In The Mists of Na Crainn, Lyric Doherty and her friend Andrew Devlin find clues at the mysterious Arbor Fair that may lead them to their missing mothers. One night after the Village Na Crainn’s annual Winter Pageant, they plan to take off on their own to find out where those clues lead.
Fireworks boomed through the icy pink sky, sending out flashes of colored light. They circled and whirled, then made false snowflakes that mixed with the real ones floating to the ground. A quartet of play-themselves instruments accompanied the spectacle. Earlier, several groups of instruments just like them drew the attention of the attendees to winter pageant.
Lyric took a bite of syrupy air candy and looked over at her father holding Paddy on his shoulders, both of them attentively watching and listening. The entire spectacle obviously enchanted Paddy, but her father appeared more solemn. Earlier that night, a small group of mostly parents made up the audience as her father’s students played their respective instruments. Sometimes their playing brought tears to Lyric’s eyes and sometimes the joyful rhythms and sounds had everyone on their feet dancing. The attendance was much lower than last year’s.
At one point, Lyric saw Andrew in the crowd and for a moment she caught his eye. He nodded slightly. She looked at the clock tower and noted the time. Five minutes more.
After the parade finished, she said to her father. “Dad, I’m tired. I think I’ll walk home with the Riordans. Is that all right?”
His expression was stern. “The Riordans live short of the house. Wait for Paddy and me. We’ll be leaving in half an hour, no more.”
Lyric had to think quickly. “Will you be going back for your instruments?”
“No, not this night. I’ve already locked them in the cabinets.” The crowd reacted as another round of fireworks blazed into the sky.
“Whoa, dad! Look at that, Lyric!” Paddy’s beaming face reflected the multicolored light.
For a moment, Lyric felt a sadness fall over her. “It is great, Paddy.” The last of the fireworks filled the space overhead, followed by silence as the sky returned to what it had been before.
At that moment, Maeve appeared from amidst the crowd. “Now, who’d like to walk home with an old woman?”
Lyric grasped her hand. “You’re not an old woman, grandma, but I’ll walk home with you.”
“We’ll be home shortly,” her father called after them.
Maeve shouted over her shoulder. “We won’t wait up!” She shivered. “Could it get any colder, fair Lyric?”
“I don’t think so.” Lyric pressed against her as they walked.
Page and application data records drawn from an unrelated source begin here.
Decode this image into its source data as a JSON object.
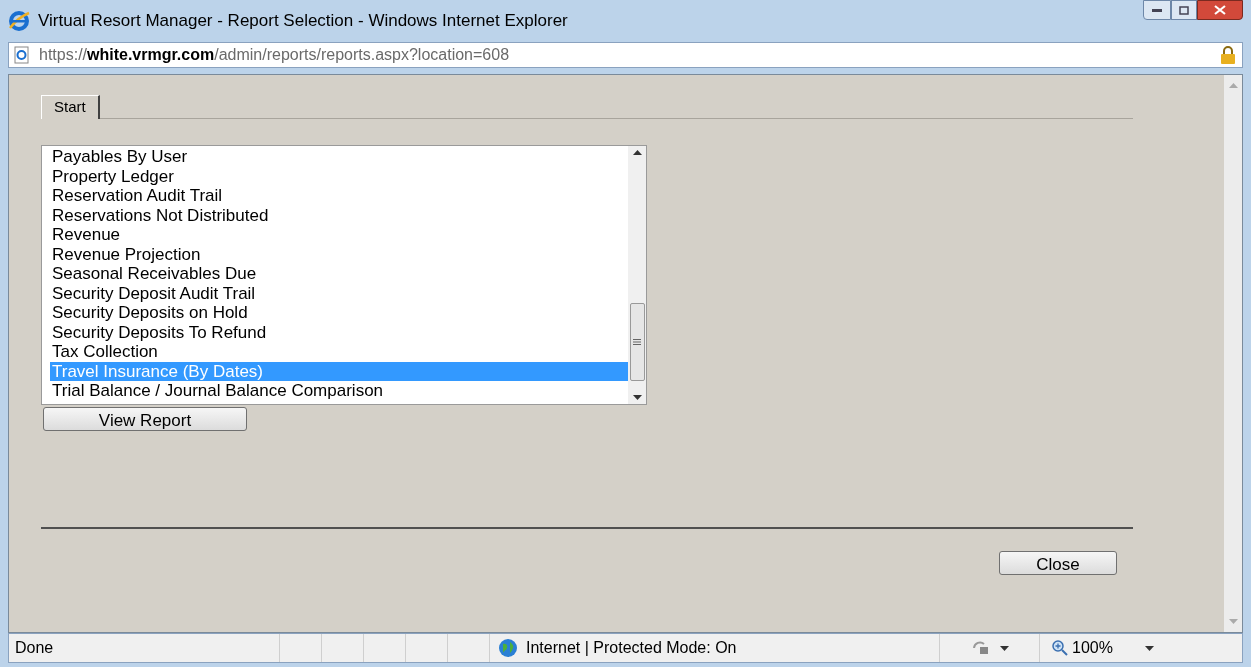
{
  "window": {
    "title": "Virtual Resort Manager - Report Selection - Windows Internet Explorer"
  },
  "address_bar": {
    "url": "https://**white.vrmgr.com**/admin/reports/reports.aspx?location=608"
  },
  "tabs": [
    {
      "label": "Start",
      "selected": true
    }
  ],
  "report_list": {
    "items": [
      {
        "label": "Payables By User",
        "selected": false
      },
      {
        "label": "Property Ledger",
        "selected": false
      },
      {
        "label": "Reservation Audit Trail",
        "selected": false
      },
      {
        "label": "Reservations Not Distributed",
        "selected": false
      },
      {
        "label": "Revenue",
        "selected": false
      },
      {
        "label": "Revenue Projection",
        "selected": false
      },
      {
        "label": "Seasonal Receivables Due",
        "selected": false
      },
      {
        "label": "Security Deposit Audit Trail",
        "selected": false
      },
      {
        "label": "Security Deposits on Hold",
        "selected": false
      },
      {
        "label": "Security Deposits To Refund",
        "selected": false
      },
      {
        "label": "Tax Collection",
        "selected": false
      },
      {
        "label": "Travel Insurance (By Dates)",
        "selected": true
      },
      {
        "label": "Trial Balance / Journal Balance Comparison",
        "selected": false
      }
    ]
  },
  "buttons": {
    "view_report": "View Report",
    "close": "Close"
  },
  "status_bar": {
    "status": "Done",
    "zone": "Internet | Protected Mode: On",
    "zoom": "100%"
  }
}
They hurried up the pathway, and Lyric became ever more mindful of the boundaries she’d never seen before, the parameters defined in Caitlin’s book. “That night outside our house, maimeó, what did you see?”
“The night you said that something was afoot. How did you know?”
“Oh, ‘twas nothing. A feel in the air is all. A bit of an unexpected chill. There’s no need for you to worry tonight, Lyric.”
“I’m not. Not now. I just like to be careful.” At that moment, a slight glimmer of light coming from up on the hill caught her eye. “I can make my way from here. It’s only a few feet more.”
“No, I promised your father and I should at least get you to the door.” They walked the rest of the way silently.
Once they reached the house, Maeve would not let go of Lyric until she opened the door and Lyric stepped inside. Maeve pinched both of Lyric’s cheeks. “You take care. And get some good rest. I’ll see you tomorrow in church.”
“Yes, maimeó. Good night.” Lyric closed the door behind her, but only for a moment. She turned off the light and almost opened it again, but thought twice. It would take a while for Maeve to finish the walk down the hill and she didn’t want to take any chances. But she didn’t want to wait too long since Michael and Paddy would be coming soon.
Something pressed against her leg and she startled. “Chabela! I would have thought you’d have been sleeping by now.” She lowered herself to the floor. “You can’t go with me, little girl, and you quite know it.” She picked up the tiny cat who stroked her head against Lyric’s cheek. “I’m a little afraid,” Lyric confessed to her in a whisper, then set her back down on the floor. “But I have to go now and quickly.”
Lyric opened the door slightly and slipped out into the night. She hurried to find the book bag she’d packed earlier hidden just behind the fence. The forest in the distance wailed.
Above her head, the pink clouds opened slightly and the yellow moon hovered over head.